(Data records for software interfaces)

%%

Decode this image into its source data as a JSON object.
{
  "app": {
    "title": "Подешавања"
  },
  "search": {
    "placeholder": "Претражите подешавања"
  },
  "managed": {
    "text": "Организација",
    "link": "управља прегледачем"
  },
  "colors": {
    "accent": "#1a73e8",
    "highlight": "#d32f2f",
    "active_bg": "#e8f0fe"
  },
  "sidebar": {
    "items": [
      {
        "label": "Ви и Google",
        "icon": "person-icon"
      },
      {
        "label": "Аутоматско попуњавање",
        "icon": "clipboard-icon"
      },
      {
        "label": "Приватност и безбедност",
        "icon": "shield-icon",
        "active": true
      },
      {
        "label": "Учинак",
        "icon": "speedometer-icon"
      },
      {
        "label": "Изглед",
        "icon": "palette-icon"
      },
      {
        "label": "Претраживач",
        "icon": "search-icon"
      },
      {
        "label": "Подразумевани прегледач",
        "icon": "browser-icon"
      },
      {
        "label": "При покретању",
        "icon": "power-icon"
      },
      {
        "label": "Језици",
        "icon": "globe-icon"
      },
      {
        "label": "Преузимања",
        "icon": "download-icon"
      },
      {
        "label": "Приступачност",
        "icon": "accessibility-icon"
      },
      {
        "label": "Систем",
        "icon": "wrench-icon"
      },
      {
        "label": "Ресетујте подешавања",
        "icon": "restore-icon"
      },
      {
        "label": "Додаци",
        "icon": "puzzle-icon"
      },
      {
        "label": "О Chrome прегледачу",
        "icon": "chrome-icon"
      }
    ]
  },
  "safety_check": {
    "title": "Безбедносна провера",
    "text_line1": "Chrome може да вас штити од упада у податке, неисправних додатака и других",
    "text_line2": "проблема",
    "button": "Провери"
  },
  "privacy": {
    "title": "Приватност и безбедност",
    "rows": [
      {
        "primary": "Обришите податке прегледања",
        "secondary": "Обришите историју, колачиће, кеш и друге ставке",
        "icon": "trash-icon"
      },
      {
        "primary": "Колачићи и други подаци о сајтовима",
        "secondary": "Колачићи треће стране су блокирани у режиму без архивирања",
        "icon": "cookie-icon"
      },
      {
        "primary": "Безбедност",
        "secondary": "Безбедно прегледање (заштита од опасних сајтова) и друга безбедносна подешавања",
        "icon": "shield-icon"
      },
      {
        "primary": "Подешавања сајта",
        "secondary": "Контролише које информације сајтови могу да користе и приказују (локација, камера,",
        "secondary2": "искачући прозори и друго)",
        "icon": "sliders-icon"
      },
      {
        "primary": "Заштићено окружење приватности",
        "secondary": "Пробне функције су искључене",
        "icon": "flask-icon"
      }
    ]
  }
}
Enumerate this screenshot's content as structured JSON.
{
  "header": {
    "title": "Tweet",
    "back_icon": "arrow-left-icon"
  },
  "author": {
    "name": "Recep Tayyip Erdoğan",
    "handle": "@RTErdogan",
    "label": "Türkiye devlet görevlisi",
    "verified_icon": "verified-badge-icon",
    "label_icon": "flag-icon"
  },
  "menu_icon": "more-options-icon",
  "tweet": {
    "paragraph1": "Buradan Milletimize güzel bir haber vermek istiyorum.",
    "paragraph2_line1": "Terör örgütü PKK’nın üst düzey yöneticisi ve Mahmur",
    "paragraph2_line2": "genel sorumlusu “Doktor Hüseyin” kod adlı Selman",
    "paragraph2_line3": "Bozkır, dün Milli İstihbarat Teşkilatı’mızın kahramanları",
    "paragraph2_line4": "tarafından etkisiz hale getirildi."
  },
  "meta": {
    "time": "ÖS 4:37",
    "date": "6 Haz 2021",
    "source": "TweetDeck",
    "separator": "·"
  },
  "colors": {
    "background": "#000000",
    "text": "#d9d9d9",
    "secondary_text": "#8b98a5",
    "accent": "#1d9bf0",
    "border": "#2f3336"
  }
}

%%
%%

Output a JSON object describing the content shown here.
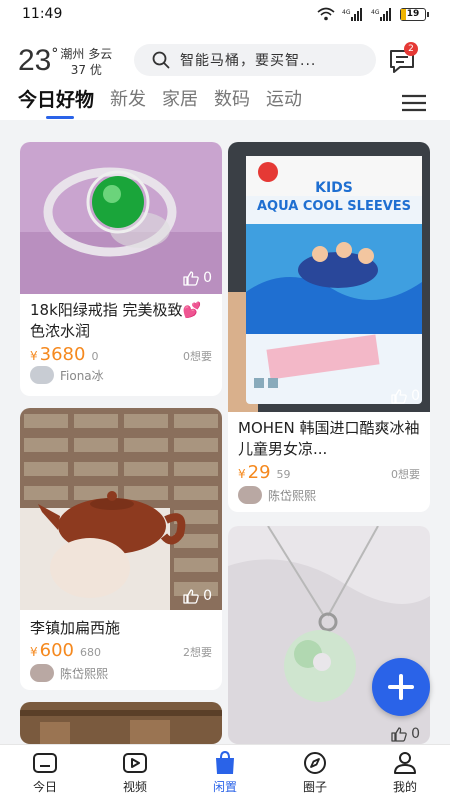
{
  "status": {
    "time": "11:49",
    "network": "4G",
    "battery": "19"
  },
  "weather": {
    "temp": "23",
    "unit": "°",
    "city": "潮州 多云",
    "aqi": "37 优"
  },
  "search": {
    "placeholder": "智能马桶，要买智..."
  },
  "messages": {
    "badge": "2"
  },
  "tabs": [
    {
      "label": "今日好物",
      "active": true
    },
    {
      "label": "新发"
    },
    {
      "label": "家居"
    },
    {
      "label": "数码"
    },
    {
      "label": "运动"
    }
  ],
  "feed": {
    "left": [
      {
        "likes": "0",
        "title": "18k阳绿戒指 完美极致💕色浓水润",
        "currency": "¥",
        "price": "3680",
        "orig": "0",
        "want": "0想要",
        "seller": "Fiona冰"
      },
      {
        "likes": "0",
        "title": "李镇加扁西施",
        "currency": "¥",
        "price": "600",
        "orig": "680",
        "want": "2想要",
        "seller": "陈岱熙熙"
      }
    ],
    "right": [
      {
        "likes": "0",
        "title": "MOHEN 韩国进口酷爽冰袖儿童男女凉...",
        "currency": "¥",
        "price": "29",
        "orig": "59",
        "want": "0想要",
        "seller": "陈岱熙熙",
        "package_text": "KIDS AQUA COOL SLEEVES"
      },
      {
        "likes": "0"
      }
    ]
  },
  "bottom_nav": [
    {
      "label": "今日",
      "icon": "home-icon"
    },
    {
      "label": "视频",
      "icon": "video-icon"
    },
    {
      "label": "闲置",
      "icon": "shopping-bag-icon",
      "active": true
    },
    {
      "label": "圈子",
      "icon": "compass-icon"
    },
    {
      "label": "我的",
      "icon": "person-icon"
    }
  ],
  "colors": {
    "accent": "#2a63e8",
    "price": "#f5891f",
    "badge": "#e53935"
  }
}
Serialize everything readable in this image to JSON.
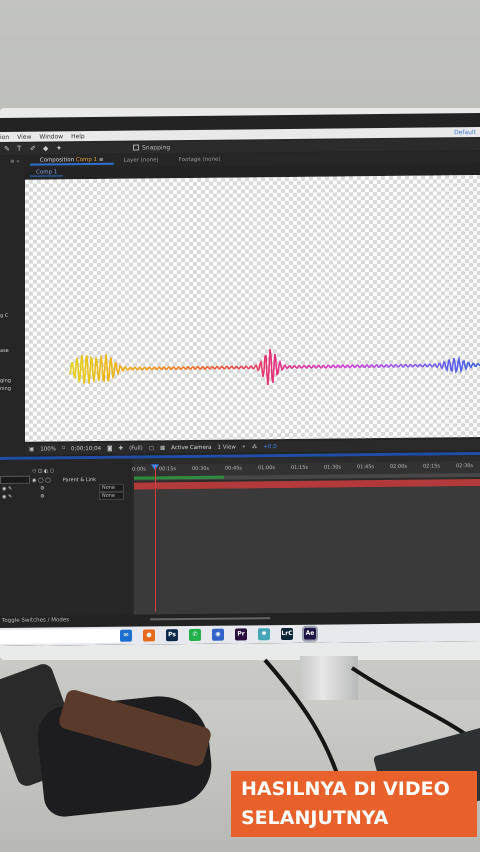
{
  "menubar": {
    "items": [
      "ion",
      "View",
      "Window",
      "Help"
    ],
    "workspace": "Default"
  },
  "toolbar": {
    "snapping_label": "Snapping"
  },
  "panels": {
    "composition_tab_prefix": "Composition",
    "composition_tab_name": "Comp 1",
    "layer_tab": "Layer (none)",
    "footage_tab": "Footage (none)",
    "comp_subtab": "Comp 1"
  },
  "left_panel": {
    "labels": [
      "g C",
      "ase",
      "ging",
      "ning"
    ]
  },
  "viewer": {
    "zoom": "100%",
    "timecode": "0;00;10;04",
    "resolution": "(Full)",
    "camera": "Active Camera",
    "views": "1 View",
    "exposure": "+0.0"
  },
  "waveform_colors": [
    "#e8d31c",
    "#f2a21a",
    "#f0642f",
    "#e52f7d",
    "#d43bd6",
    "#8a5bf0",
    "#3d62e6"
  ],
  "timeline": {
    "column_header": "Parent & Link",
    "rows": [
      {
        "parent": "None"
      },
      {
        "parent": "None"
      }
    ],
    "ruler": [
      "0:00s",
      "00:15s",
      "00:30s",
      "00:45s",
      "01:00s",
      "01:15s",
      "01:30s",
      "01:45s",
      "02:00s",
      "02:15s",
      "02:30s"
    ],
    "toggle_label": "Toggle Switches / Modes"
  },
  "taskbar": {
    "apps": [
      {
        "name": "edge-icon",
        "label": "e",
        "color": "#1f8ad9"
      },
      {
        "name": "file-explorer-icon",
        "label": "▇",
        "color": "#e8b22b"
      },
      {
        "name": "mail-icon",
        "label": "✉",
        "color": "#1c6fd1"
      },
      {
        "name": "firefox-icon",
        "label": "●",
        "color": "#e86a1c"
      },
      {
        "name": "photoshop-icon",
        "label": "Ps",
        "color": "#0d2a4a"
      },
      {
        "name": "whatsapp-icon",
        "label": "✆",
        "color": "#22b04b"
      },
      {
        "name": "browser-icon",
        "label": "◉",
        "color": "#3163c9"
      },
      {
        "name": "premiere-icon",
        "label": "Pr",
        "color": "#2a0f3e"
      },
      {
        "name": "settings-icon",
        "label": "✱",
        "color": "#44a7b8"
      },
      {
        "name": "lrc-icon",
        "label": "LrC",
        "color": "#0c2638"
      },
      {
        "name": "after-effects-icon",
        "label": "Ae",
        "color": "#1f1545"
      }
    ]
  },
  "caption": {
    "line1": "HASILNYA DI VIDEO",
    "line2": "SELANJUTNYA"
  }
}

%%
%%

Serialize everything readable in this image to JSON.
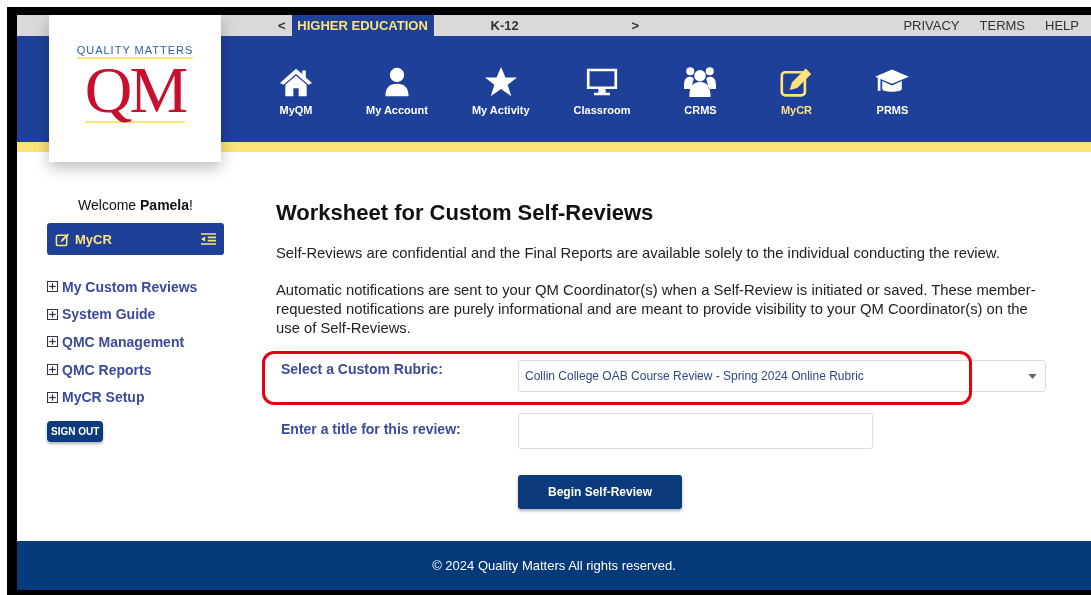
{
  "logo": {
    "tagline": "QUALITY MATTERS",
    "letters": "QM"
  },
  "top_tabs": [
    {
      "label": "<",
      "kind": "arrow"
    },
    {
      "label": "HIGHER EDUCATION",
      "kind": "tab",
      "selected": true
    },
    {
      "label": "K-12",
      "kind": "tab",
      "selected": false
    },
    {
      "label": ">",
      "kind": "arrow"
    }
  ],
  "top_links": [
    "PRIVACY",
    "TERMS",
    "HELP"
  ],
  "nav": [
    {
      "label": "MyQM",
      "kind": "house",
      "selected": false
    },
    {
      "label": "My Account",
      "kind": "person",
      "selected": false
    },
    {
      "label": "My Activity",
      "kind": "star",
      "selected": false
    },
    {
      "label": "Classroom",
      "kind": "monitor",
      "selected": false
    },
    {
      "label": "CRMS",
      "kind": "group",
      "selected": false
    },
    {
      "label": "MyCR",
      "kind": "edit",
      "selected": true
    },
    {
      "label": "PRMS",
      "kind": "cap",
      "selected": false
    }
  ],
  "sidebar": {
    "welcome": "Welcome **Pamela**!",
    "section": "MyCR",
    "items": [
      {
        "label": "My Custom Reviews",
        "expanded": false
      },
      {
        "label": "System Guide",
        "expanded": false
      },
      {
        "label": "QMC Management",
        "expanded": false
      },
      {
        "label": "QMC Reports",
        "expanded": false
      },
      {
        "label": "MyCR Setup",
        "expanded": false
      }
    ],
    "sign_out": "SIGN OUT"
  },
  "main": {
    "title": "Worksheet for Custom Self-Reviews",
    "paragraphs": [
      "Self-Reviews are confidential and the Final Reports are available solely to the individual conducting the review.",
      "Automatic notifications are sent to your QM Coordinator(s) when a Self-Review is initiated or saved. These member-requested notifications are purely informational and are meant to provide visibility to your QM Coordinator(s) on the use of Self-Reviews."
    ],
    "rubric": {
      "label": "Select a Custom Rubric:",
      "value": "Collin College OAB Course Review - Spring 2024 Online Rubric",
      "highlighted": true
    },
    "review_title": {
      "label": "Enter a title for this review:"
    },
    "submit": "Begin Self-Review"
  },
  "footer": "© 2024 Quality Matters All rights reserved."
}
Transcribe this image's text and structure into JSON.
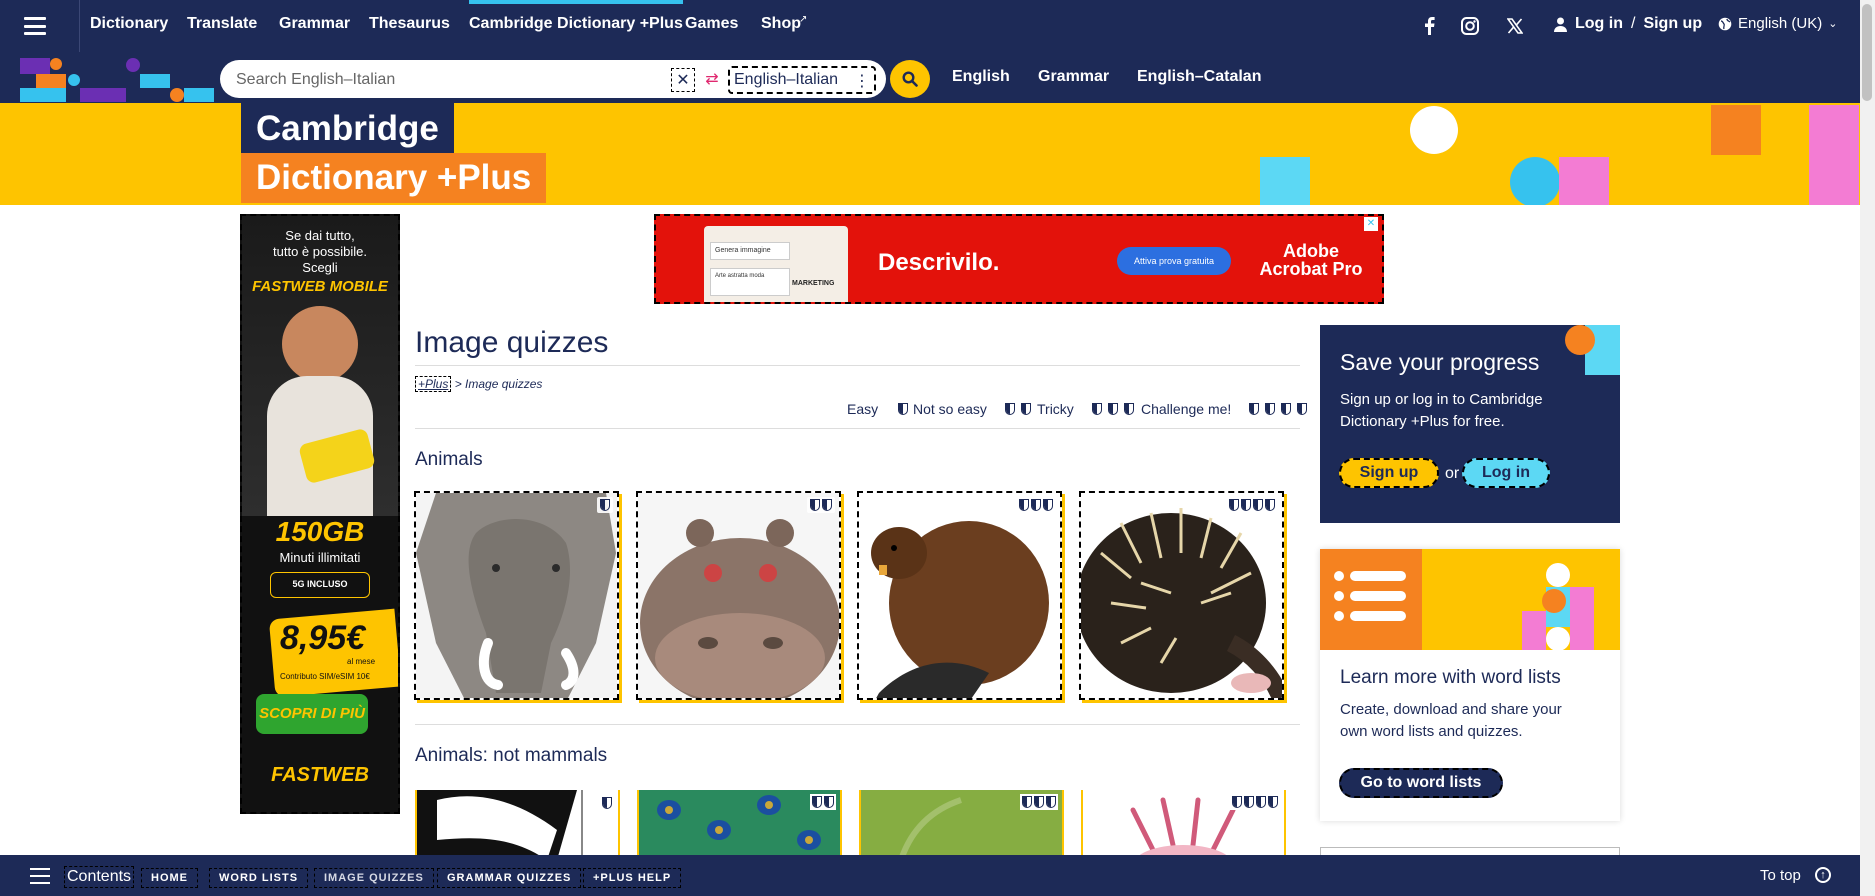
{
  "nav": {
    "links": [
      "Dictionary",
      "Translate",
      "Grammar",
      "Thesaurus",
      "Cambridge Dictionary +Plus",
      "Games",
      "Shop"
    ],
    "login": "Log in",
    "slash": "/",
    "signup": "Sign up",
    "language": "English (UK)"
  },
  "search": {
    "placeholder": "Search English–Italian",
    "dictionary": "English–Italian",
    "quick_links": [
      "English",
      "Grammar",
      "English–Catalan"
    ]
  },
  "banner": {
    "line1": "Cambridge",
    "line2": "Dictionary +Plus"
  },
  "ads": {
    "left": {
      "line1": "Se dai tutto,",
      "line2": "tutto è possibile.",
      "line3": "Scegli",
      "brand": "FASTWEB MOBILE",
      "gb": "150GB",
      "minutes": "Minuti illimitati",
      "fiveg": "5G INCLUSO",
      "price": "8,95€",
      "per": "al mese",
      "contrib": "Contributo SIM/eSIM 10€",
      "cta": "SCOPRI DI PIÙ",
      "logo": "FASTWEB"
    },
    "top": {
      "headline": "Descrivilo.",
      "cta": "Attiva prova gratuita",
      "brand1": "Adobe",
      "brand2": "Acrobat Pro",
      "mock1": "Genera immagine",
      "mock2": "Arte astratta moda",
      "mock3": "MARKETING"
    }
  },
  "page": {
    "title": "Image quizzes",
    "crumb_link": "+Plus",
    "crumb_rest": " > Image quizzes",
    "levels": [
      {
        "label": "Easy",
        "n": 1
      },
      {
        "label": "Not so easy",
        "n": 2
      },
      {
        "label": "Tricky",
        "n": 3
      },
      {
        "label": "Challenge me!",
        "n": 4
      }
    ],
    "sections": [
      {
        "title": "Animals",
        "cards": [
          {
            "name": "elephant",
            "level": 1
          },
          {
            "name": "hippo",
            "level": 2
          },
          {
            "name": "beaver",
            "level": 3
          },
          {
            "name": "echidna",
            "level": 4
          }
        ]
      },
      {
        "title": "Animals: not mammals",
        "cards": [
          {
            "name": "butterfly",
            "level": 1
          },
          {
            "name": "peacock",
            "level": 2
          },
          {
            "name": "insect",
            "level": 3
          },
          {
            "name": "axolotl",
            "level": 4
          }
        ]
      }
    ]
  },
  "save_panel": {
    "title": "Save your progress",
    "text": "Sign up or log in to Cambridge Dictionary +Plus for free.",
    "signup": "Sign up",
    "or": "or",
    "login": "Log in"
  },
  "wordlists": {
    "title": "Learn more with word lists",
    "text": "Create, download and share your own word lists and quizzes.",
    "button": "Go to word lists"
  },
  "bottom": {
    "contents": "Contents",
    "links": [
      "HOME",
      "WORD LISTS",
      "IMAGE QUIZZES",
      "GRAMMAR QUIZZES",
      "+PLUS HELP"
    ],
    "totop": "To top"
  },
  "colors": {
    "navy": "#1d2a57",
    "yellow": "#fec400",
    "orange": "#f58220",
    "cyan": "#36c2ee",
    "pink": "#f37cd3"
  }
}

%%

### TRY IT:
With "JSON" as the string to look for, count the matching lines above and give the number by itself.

### EXPECTED OUTPUT:
6